### Aim of the task
Return all of the entries word for word, but omit the pictures they contain.

Listed records Block Start

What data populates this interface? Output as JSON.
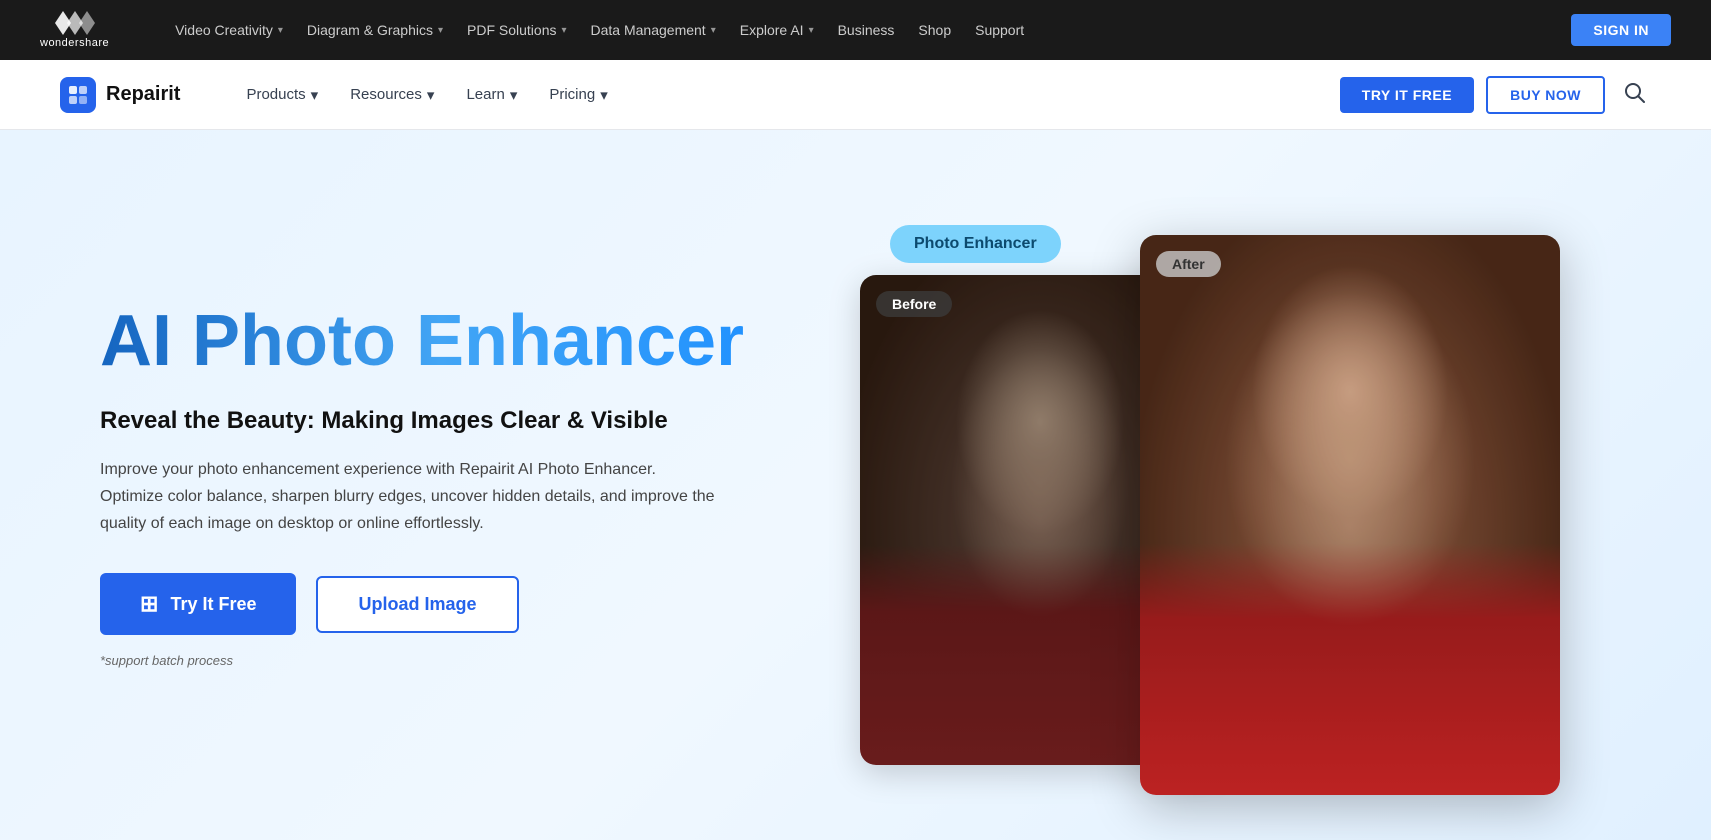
{
  "topNav": {
    "logo": {
      "icon": "♦♦",
      "name": "wondershare"
    },
    "items": [
      {
        "label": "Video Creativity",
        "hasDropdown": true
      },
      {
        "label": "Diagram & Graphics",
        "hasDropdown": true
      },
      {
        "label": "PDF Solutions",
        "hasDropdown": true
      },
      {
        "label": "Data Management",
        "hasDropdown": true
      },
      {
        "label": "Explore AI",
        "hasDropdown": true
      },
      {
        "label": "Business",
        "hasDropdown": false
      },
      {
        "label": "Shop",
        "hasDropdown": false
      },
      {
        "label": "Support",
        "hasDropdown": false
      }
    ],
    "signInLabel": "SIGN IN"
  },
  "secondNav": {
    "brandName": "Repairit",
    "items": [
      {
        "label": "Products",
        "hasDropdown": true
      },
      {
        "label": "Resources",
        "hasDropdown": true
      },
      {
        "label": "Learn",
        "hasDropdown": true
      },
      {
        "label": "Pricing",
        "hasDropdown": true
      }
    ],
    "tryItFreeLabel": "TRY IT FREE",
    "buyNowLabel": "BUY NOW"
  },
  "hero": {
    "title": "AI Photo Enhancer",
    "subtitle": "Reveal the Beauty: Making Images Clear & Visible",
    "description": "Improve your photo enhancement experience with Repairit AI Photo Enhancer. Optimize color balance, sharpen blurry edges, uncover hidden details, and improve the quality of each image on desktop or online effortlessly.",
    "tryItFreeLabel": "Try It Free",
    "uploadImageLabel": "Upload Image",
    "batchNote": "*support batch process",
    "photoBadge": "Photo Enhancer",
    "beforeLabel": "Before",
    "afterLabel": "After"
  }
}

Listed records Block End

### Your response
What data populates this interface? Output as JSON.
{
  "topNav": {
    "logo": {
      "icon": "♦♦",
      "name": "wondershare"
    },
    "items": [
      {
        "label": "Video Creativity",
        "hasDropdown": true
      },
      {
        "label": "Diagram & Graphics",
        "hasDropdown": true
      },
      {
        "label": "PDF Solutions",
        "hasDropdown": true
      },
      {
        "label": "Data Management",
        "hasDropdown": true
      },
      {
        "label": "Explore AI",
        "hasDropdown": true
      },
      {
        "label": "Business",
        "hasDropdown": false
      },
      {
        "label": "Shop",
        "hasDropdown": false
      },
      {
        "label": "Support",
        "hasDropdown": false
      }
    ],
    "signInLabel": "SIGN IN"
  },
  "secondNav": {
    "brandName": "Repairit",
    "items": [
      {
        "label": "Products",
        "hasDropdown": true
      },
      {
        "label": "Resources",
        "hasDropdown": true
      },
      {
        "label": "Learn",
        "hasDropdown": true
      },
      {
        "label": "Pricing",
        "hasDropdown": true
      }
    ],
    "tryItFreeLabel": "TRY IT FREE",
    "buyNowLabel": "BUY NOW"
  },
  "hero": {
    "title": "AI Photo Enhancer",
    "subtitle": "Reveal the Beauty: Making Images Clear & Visible",
    "description": "Improve your photo enhancement experience with Repairit AI Photo Enhancer. Optimize color balance, sharpen blurry edges, uncover hidden details, and improve the quality of each image on desktop or online effortlessly.",
    "tryItFreeLabel": "Try It Free",
    "uploadImageLabel": "Upload Image",
    "batchNote": "*support batch process",
    "photoBadge": "Photo Enhancer",
    "beforeLabel": "Before",
    "afterLabel": "After"
  }
}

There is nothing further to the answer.